(App and web page records)
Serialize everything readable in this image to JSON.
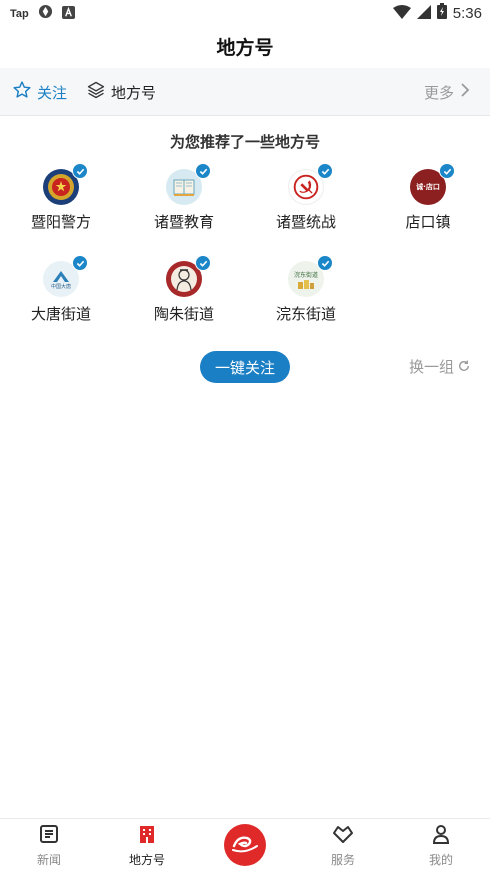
{
  "status_bar": {
    "carrier": "Tap",
    "time": "5:36"
  },
  "header": {
    "title": "地方号"
  },
  "tabs": {
    "follow_label": "关注",
    "local_label": "地方号",
    "more_label": "更多"
  },
  "recommend": {
    "heading": "为您推荐了一些地方号",
    "items": [
      {
        "name": "暨阳警方",
        "icon": "police-emblem"
      },
      {
        "name": "诸暨教育",
        "icon": "book"
      },
      {
        "name": "诸暨统战",
        "icon": "party-emblem"
      },
      {
        "name": "店口镇",
        "icon": "town-logo",
        "logo_text": "诚·店口"
      },
      {
        "name": "大唐街道",
        "icon": "datang-logo",
        "logo_text": "中国大唐"
      },
      {
        "name": "陶朱街道",
        "icon": "portrait"
      },
      {
        "name": "浣东街道",
        "icon": "huandong-logo",
        "logo_text": "浣东街道"
      }
    ],
    "follow_all_label": "一键关注",
    "refresh_label": "换一组"
  },
  "bottom_nav": {
    "items": [
      {
        "label": "新闻",
        "icon": "news-icon"
      },
      {
        "label": "地方号",
        "icon": "building-icon",
        "active": true
      },
      {
        "label": "",
        "icon": "app-logo"
      },
      {
        "label": "服务",
        "icon": "service-icon"
      },
      {
        "label": "我的",
        "icon": "profile-icon"
      }
    ]
  },
  "colors": {
    "accent": "#1a7fc4",
    "active_red": "#e02a2a",
    "muted": "#9a9a9a"
  }
}
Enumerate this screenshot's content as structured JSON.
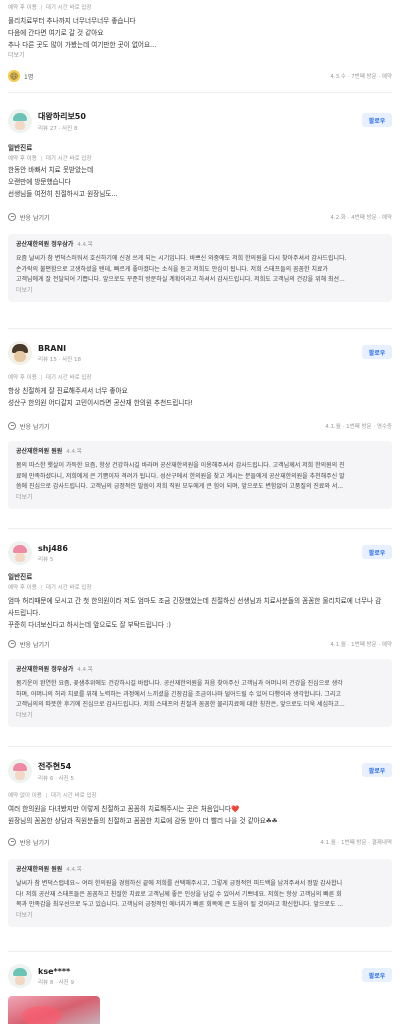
{
  "top_fragment": {
    "meta": [
      "예약 후 이용",
      "대기 시간 바로 입장"
    ],
    "lines": [
      "물리치료부터 추나까지 너무너무너무 좋습니다",
      "다음에 간다면 여기로 갈 것 같아요",
      "추나 다른 곳도 많이 가봤는데 여기만한 곳이 없어요..."
    ],
    "more": "더보기",
    "reaction_count": "1명",
    "meta_right": "4.3.수 · 7번째 방문 · 예약"
  },
  "reviews": [
    {
      "name": "대왕하리보50",
      "stats": "리뷰 27 · 사진 8",
      "follow": "팔로우",
      "category": "일반진료",
      "meta": [
        "예약 후 이용",
        "대기 시간 바로 입장"
      ],
      "lines": [
        "한동안 바빠서 치료 못받았는데",
        "오랜만에 방문했습니다",
        "선생님들 여전히 친절하시고 원장님도..."
      ],
      "more": "더보기",
      "reply": "반응 남기기",
      "date": "4.2.화 · 4번째 방문 · 예약",
      "owner_name": "공산재한의원 정우삼가",
      "owner_date": "4.4.목",
      "owner_lines": [
        "요즘 날씨가 참 변덕스러워서 호신하기에 신경 쓰게 되는 시기입니다. 바쁘신 와중에도 저희 한의원을 다시 찾아주셔서 감사드립니다.",
        "손가락의 불편함으로 고생하셨을 텐데, 빠르게 좋아졌다는 소식을 듣고 저희도 안심이 됩니다. 저희 스태프들의 꼼꼼한 치료가",
        "고객님에게 잘 전달되어 기쁩니다. 앞으로도 꾸준히 방문하실 계획이라고 하셔서 감사드립니다. 저희도 고객님의 건강을 위해 최선..."
      ],
      "owner_more": "더보기"
    },
    {
      "name": "BRANI",
      "stats": "리뷰 15 · 사진 18",
      "follow": "팔로우",
      "category": "",
      "meta": [
        "예약 후 이용",
        "대기 시간 바로 입장"
      ],
      "lines": [
        "항상 친절하게 잘 진료해주셔서 너무 좋아요",
        "성산구 한의원 어디갈지 고민이시라면 공산재 한의원 추천드립니다!"
      ],
      "more": "",
      "reply": "반응 남기기",
      "date": "4.1.월 · 1번째 방문 · 영수증",
      "owner_name": "공산재한의원 원원",
      "owner_date": "4.4.목",
      "owner_lines": [
        "봄의 따스한 햇살이 가득한 요즘, 항상 건강하시길 바라며 공산재한의원을 이용해주셔서 감사드립니다. 고객님께서 저희 한의원의 진",
        "료에 만족하셨다니, 저희에게 큰 기쁨이자 격려가 됩니다. 성산구에서 한의원을 찾고 계시는 분들에게 공산재한의원을 추천해주신 말",
        "씀에 진심으로 감사드립니다. 고객님의 긍정적인 말씀이 저희 직원 모두에게 큰 힘이 되며, 앞으로도 변함없이 고품질의 진료와 서..."
      ],
      "owner_more": "더보기"
    },
    {
      "name": "shj486",
      "stats": "리뷰 5",
      "follow": "팔로우",
      "category": "일반진료",
      "meta": [
        "예약 후 이용",
        "대기 시간 바로 입장"
      ],
      "lines": [
        "엄마 허리때문에 모시고 간 첫 한의원이라 저도 엄마도 조금 긴장했었는데 친절하신 선생님과 치료사분들의 꼼꼼한 물리치료에 너무나 감",
        "사드립니다.",
        "꾸준히 다녀보신다고 하시는데 앞으로도 잘 부탁드립니다 :)"
      ],
      "more": "",
      "reply": "반응 남기기",
      "date": "4.1.월 · 1번째 방문 · 예약",
      "owner_name": "공산재한의원 정우삼가",
      "owner_date": "4.4.목",
      "owner_lines": [
        "봄기운이 완연한 요즘, 꽃샘추위에도 건강하시길 바랍니다. 공산재한의원을 처음 찾아주신 고객님과 어머니의 건강을 진심으로 생각",
        "하며, 어머니의 허리 치료를 위해 노력하는 과정에서 느끼셨을 긴장감을 조금이나마 덜어드릴 수 있어 다행이라 생각합니다. 그리고",
        "고객님의의 따뜻한 후기에 진심으로 감사드립니다. 저희 스태프의 친절과 꼼꼼한 물리치료에 대한 칭찬은, 앞으로도 더욱 세심하고..."
      ],
      "owner_more": "더보기"
    },
    {
      "name": "전주현54",
      "stats": "리뷰 6 · 사진 5",
      "follow": "팔로우",
      "category": "",
      "meta": [
        "예약 없이 이용",
        "대기 시간 바로 입장"
      ],
      "lines": [
        "여러 한의원을 다녀봤지만 이렇게 친절하고 꼼꼼히 치료해주시는 곳은 처음입니다❤️",
        "원장님의 꼼꼼한 상담과 직원분들의 친절하고 꼼꼼한 치료에 감동 받아 더 빨리 나을 것 같아요☘☘"
      ],
      "more": "",
      "reply": "반응 남기기",
      "date": "4.1.월 · 1번째 방문 · 결제내역",
      "owner_name": "공산재한의원 원원",
      "owner_date": "4.4.목",
      "owner_lines": [
        "날씨가 참 변덕스럽네요~ 여러 한의원을 경험하신 끝에 저희를 선택해주시고, 그렇게 긍정적인 피드백을 남겨주셔서 정말 감사합니",
        "다! 저희 공산재 스태프들은 꼼꼼하고 친절한 치료로 고객님께 좋은 인상을 남길 수 있어서 기쁘네요. 저희는 항상 고객님의 빠른 회",
        "복과 만족감을 최우선으로 두고 있습니다. 고객님의 긍정적인 에너지가 빠른 회복에 큰 도움이 될 것이라고 확신합니다. 앞으로도 ..."
      ],
      "owner_more": "더보기"
    },
    {
      "name": "kse****",
      "stats": "리뷰 8 · 사진 9",
      "follow": "팔로우"
    }
  ]
}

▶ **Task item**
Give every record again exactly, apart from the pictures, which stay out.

▶ **Output of the exercise**
Serialize everything readable in this image to JSON.
{
  "status_bar": {
    "carrier": "Tap",
    "time": "5:36"
  },
  "header": {
    "title": "地方号"
  },
  "tabs": {
    "follow_label": "关注",
    "local_label": "地方号",
    "more_label": "更多"
  },
  "recommend": {
    "heading": "为您推荐了一些地方号",
    "items": [
      {
        "name": "暨阳警方",
        "icon": "police-emblem"
      },
      {
        "name": "诸暨教育",
        "icon": "book"
      },
      {
        "name": "诸暨统战",
        "icon": "party-emblem"
      },
      {
        "name": "店口镇",
        "icon": "town-logo",
        "logo_text": "诚·店口"
      },
      {
        "name": "大唐街道",
        "icon": "datang-logo",
        "logo_text": "中国大唐"
      },
      {
        "name": "陶朱街道",
        "icon": "portrait"
      },
      {
        "name": "浣东街道",
        "icon": "huandong-logo",
        "logo_text": "浣东街道"
      }
    ],
    "follow_all_label": "一键关注",
    "refresh_label": "换一组"
  },
  "bottom_nav": {
    "items": [
      {
        "label": "新闻",
        "icon": "news-icon"
      },
      {
        "label": "地方号",
        "icon": "building-icon",
        "active": true
      },
      {
        "label": "",
        "icon": "app-logo"
      },
      {
        "label": "服务",
        "icon": "service-icon"
      },
      {
        "label": "我的",
        "icon": "profile-icon"
      }
    ]
  },
  "colors": {
    "accent": "#1a7fc4",
    "active_red": "#e02a2a",
    "muted": "#9a9a9a"
  }
}
Enumerate this screenshot's content as structured JSON.
{
  "top_fragment": {
    "meta": [
      "예약 후 이용",
      "대기 시간 바로 입장"
    ],
    "lines": [
      "물리치료부터 추나까지 너무너무너무 좋습니다",
      "다음에 간다면 여기로 갈 것 같아요",
      "추나 다른 곳도 많이 가봤는데 여기만한 곳이 없어요..."
    ],
    "more": "더보기",
    "reaction_count": "1명",
    "meta_right": "4.3.수 · 7번째 방문 · 예약"
  },
  "reviews": [
    {
      "name": "대왕하리보50",
      "stats": "리뷰 27 · 사진 8",
      "follow": "팔로우",
      "category": "일반진료",
      "meta": [
        "예약 후 이용",
        "대기 시간 바로 입장"
      ],
      "lines": [
        "한동안 바빠서 치료 못받았는데",
        "오랜만에 방문했습니다",
        "선생님들 여전히 친절하시고 원장님도..."
      ],
      "more": "더보기",
      "reply": "반응 남기기",
      "date": "4.2.화 · 4번째 방문 · 예약",
      "owner_name": "공산재한의원 정우삼가",
      "owner_date": "4.4.목",
      "owner_lines": [
        "요즘 날씨가 참 변덕스러워서 호신하기에 신경 쓰게 되는 시기입니다. 바쁘신 와중에도 저희 한의원을 다시 찾아주셔서 감사드립니다.",
        "손가락의 불편함으로 고생하셨을 텐데, 빠르게 좋아졌다는 소식을 듣고 저희도 안심이 됩니다. 저희 스태프들의 꼼꼼한 치료가",
        "고객님에게 잘 전달되어 기쁩니다. 앞으로도 꾸준히 방문하실 계획이라고 하셔서 감사드립니다. 저희도 고객님의 건강을 위해 최선..."
      ],
      "owner_more": "더보기"
    },
    {
      "name": "BRANI",
      "stats": "리뷰 15 · 사진 18",
      "follow": "팔로우",
      "category": "",
      "meta": [
        "예약 후 이용",
        "대기 시간 바로 입장"
      ],
      "lines": [
        "항상 친절하게 잘 진료해주셔서 너무 좋아요",
        "성산구 한의원 어디갈지 고민이시라면 공산재 한의원 추천드립니다!"
      ],
      "more": "",
      "reply": "반응 남기기",
      "date": "4.1.월 · 1번째 방문 · 영수증",
      "owner_name": "공산재한의원 원원",
      "owner_date": "4.4.목",
      "owner_lines": [
        "봄의 따스한 햇살이 가득한 요즘, 항상 건강하시길 바라며 공산재한의원을 이용해주셔서 감사드립니다. 고객님께서 저희 한의원의 진",
        "료에 만족하셨다니, 저희에게 큰 기쁨이자 격려가 됩니다. 성산구에서 한의원을 찾고 계시는 분들에게 공산재한의원을 추천해주신 말",
        "씀에 진심으로 감사드립니다. 고객님의 긍정적인 말씀이 저희 직원 모두에게 큰 힘이 되며, 앞으로도 변함없이 고품질의 진료와 서..."
      ],
      "owner_more": "더보기"
    },
    {
      "name": "shj486",
      "stats": "리뷰 5",
      "follow": "팔로우",
      "category": "일반진료",
      "meta": [
        "예약 후 이용",
        "대기 시간 바로 입장"
      ],
      "lines": [
        "엄마 허리때문에 모시고 간 첫 한의원이라 저도 엄마도 조금 긴장했었는데 친절하신 선생님과 치료사분들의 꼼꼼한 물리치료에 너무나 감",
        "사드립니다.",
        "꾸준히 다녀보신다고 하시는데 앞으로도 잘 부탁드립니다 :)"
      ],
      "more": "",
      "reply": "반응 남기기",
      "date": "4.1.월 · 1번째 방문 · 예약",
      "owner_name": "공산재한의원 정우삼가",
      "owner_date": "4.4.목",
      "owner_lines": [
        "봄기운이 완연한 요즘, 꽃샘추위에도 건강하시길 바랍니다. 공산재한의원을 처음 찾아주신 고객님과 어머니의 건강을 진심으로 생각",
        "하며, 어머니의 허리 치료를 위해 노력하는 과정에서 느끼셨을 긴장감을 조금이나마 덜어드릴 수 있어 다행이라 생각합니다. 그리고",
        "고객님의의 따뜻한 후기에 진심으로 감사드립니다. 저희 스태프의 친절과 꼼꼼한 물리치료에 대한 칭찬은, 앞으로도 더욱 세심하고..."
      ],
      "owner_more": "더보기"
    },
    {
      "name": "전주현54",
      "stats": "리뷰 6 · 사진 5",
      "follow": "팔로우",
      "category": "",
      "meta": [
        "예약 없이 이용",
        "대기 시간 바로 입장"
      ],
      "lines": [
        "여러 한의원을 다녀봤지만 이렇게 친절하고 꼼꼼히 치료해주시는 곳은 처음입니다❤️",
        "원장님의 꼼꼼한 상담과 직원분들의 친절하고 꼼꼼한 치료에 감동 받아 더 빨리 나을 것 같아요☘☘"
      ],
      "more": "",
      "reply": "반응 남기기",
      "date": "4.1.월 · 1번째 방문 · 결제내역",
      "owner_name": "공산재한의원 원원",
      "owner_date": "4.4.목",
      "owner_lines": [
        "날씨가 참 변덕스럽네요~ 여러 한의원을 경험하신 끝에 저희를 선택해주시고, 그렇게 긍정적인 피드백을 남겨주셔서 정말 감사합니",
        "다! 저희 공산재 스태프들은 꼼꼼하고 친절한 치료로 고객님께 좋은 인상을 남길 수 있어서 기쁘네요. 저희는 항상 고객님의 빠른 회",
        "복과 만족감을 최우선으로 두고 있습니다. 고객님의 긍정적인 에너지가 빠른 회복에 큰 도움이 될 것이라고 확신합니다. 앞으로도 ..."
      ],
      "owner_more": "더보기"
    },
    {
      "name": "kse****",
      "stats": "리뷰 8 · 사진 9",
      "follow": "팔로우"
    }
  ]
}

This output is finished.